The project will implement the National Heart, Lung, and Blood Institute’s (NHLBI’s) Dietary Approaches to Stop Hypertension (DASH) diet through meals provided at senior centers and study the impact of this intervention on blood pressure control. The DASH diet has been tested by two major NHLBI-funded studies, demonstrating its ability to lower blood pressure in as little as 14 days. The diet is largely plant-focused – rich in fruits, vegetables, and nuts, with supplementary inclusion of non-fat and low-fat dairy products, whole grains, poultry, fish, lean meats, and heart-healthy fats. Breakfast and lunch menus at Covello and lunch menus at the Luncheon Club will be adjusted with the help of RU Bionutritionists and the RU chef to be DASH–concordant, while respecting the cultural and taste preferences of clients.

The DASH Diet will be implemented through a multicomponent approach. The intervention will begin with Town Hall meetings, led by the RU Community Engagement Specialist, with CBN participants and staff. The food, diet and cooking concerns that are expressed by the participants at the Town Hall meetings will be reviewed by the RU Bionutritionists and the CBN staff. The Bionutritionists will then work with the CBN chefs to make the menus DASH Diet concordant. The Bionutritionists and chef will provide recipe tasting, recipe demonstrations, and education on the DASH diet. A plate-waste study will be conducted with the assistance of dietetic interns to inform recipe change and minimize waste. Health educators from CDN will provide information and training on BP self-monitoring using automated home blood pressure monitors that will be provided to the participants, as well as the importance of antihypertensive medication adherence, and strategies to help improve medication adherence.

The study plans to recruit and consent 200 participants, all of whom will receive Bluetooth-enabled home blood pressure monitoring kits. They will be trained on how to use the devices and encouraged to take BP readings at home and to share these home readings with their clinicians, thus improving self-monitoring, self-efficacy, and healthcare engagement. There will also be on-site telehealth monitoring of BP and other biometric measures (i.e., pulse, body weight, and blood oxygen saturation). The primary outcome will be the reduction of BP as measured by a reduction in mean systolic BP and increase in hypertension control rates. Seven secondary outcomes will be explored: 1) leverage and growth of a sustainable, multi-stakeholder partnership, 2) implementation of DASH—concordant meals, 3) optimization of client acceptance of the intervention, 4) support of cognitive and behavioral change, 5) provision of positive feedback and enhancement of self-efficacy, 6) enhancement of the value of nutritional service programs by reducing waste, and 7) implementation of a scalable and sustainable monitoring and evaluation system. The partners are currently exploring the possibility of adding mechanistic questions (e.g., biomarkers) that may relate to blood pressure and reflect the impact of the DASH diet on inflammation and cardiovascular disease, which will lead to better understanding of the mechanism of action of the DASH diet.

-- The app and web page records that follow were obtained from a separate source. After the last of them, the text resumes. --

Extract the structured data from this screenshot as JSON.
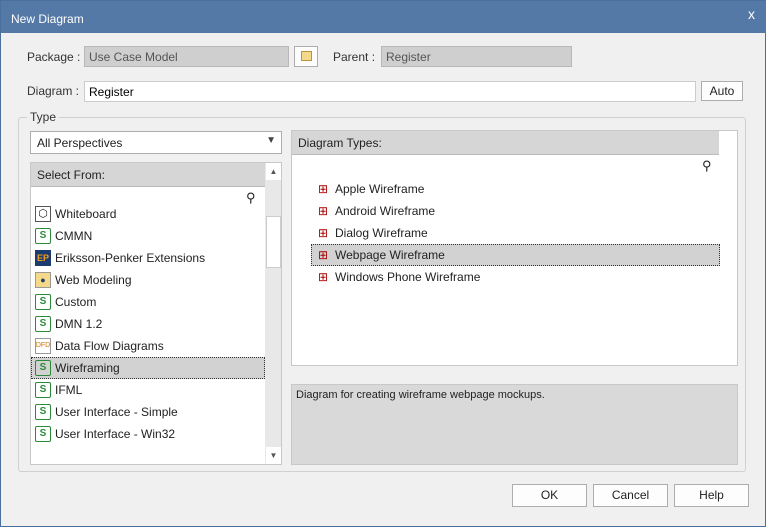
{
  "window": {
    "title": "New Diagram",
    "close": "x"
  },
  "form": {
    "package_label": "Package :",
    "package_value": "Use Case Model",
    "parent_label": "Parent :",
    "parent_value": "Register",
    "diagram_label": "Diagram :",
    "diagram_value": "Register",
    "auto_label": "Auto"
  },
  "type_group": {
    "label": "Type",
    "perspective": "All Perspectives"
  },
  "select_from": {
    "header": "Select From:",
    "items": [
      {
        "label": "Whiteboard",
        "icon": "cube-icon"
      },
      {
        "label": "CMMN",
        "icon": "technology-icon"
      },
      {
        "label": "Eriksson-Penker Extensions",
        "icon": "ep-icon"
      },
      {
        "label": "Web Modeling",
        "icon": "web-icon"
      },
      {
        "label": "Custom",
        "icon": "technology-icon"
      },
      {
        "label": "DMN 1.2",
        "icon": "technology-icon"
      },
      {
        "label": "Data Flow Diagrams",
        "icon": "dfd-icon"
      },
      {
        "label": "Wireframing",
        "icon": "technology-icon",
        "selected": true
      },
      {
        "label": "IFML",
        "icon": "technology-icon"
      },
      {
        "label": "User Interface - Simple",
        "icon": "technology-icon"
      },
      {
        "label": "User Interface - Win32",
        "icon": "technology-icon"
      }
    ]
  },
  "diagram_types": {
    "header": "Diagram Types:",
    "items": [
      {
        "label": "Apple Wireframe"
      },
      {
        "label": "Android Wireframe"
      },
      {
        "label": "Dialog Wireframe"
      },
      {
        "label": "Webpage Wireframe",
        "selected": true
      },
      {
        "label": "Windows Phone Wireframe"
      }
    ]
  },
  "description": "Diagram for creating wireframe webpage mockups.",
  "buttons": {
    "ok": "OK",
    "cancel": "Cancel",
    "help": "Help"
  },
  "colors": {
    "titlebar": "#5579a6",
    "selection": "#d2d2d2"
  }
}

This study represents a unique combination of community-centered and people-centered care, studied within a comparative effectiveness framework, with embedded mechanistic measures. It comprises a novel, full-spectrum approach to translational research that the RU-CDN Community Engaged Research Core has been developing over the last several years. This research is now being extended to address food insecurity, a key component of the social determinants of health, in partnership with agencies beyond the healthcare delivery system. The outcomes of the DASH Diet intervention will also serve to inform the broader aging services network and the healthcare community about the impact of senior center congregate meal service on health outcomes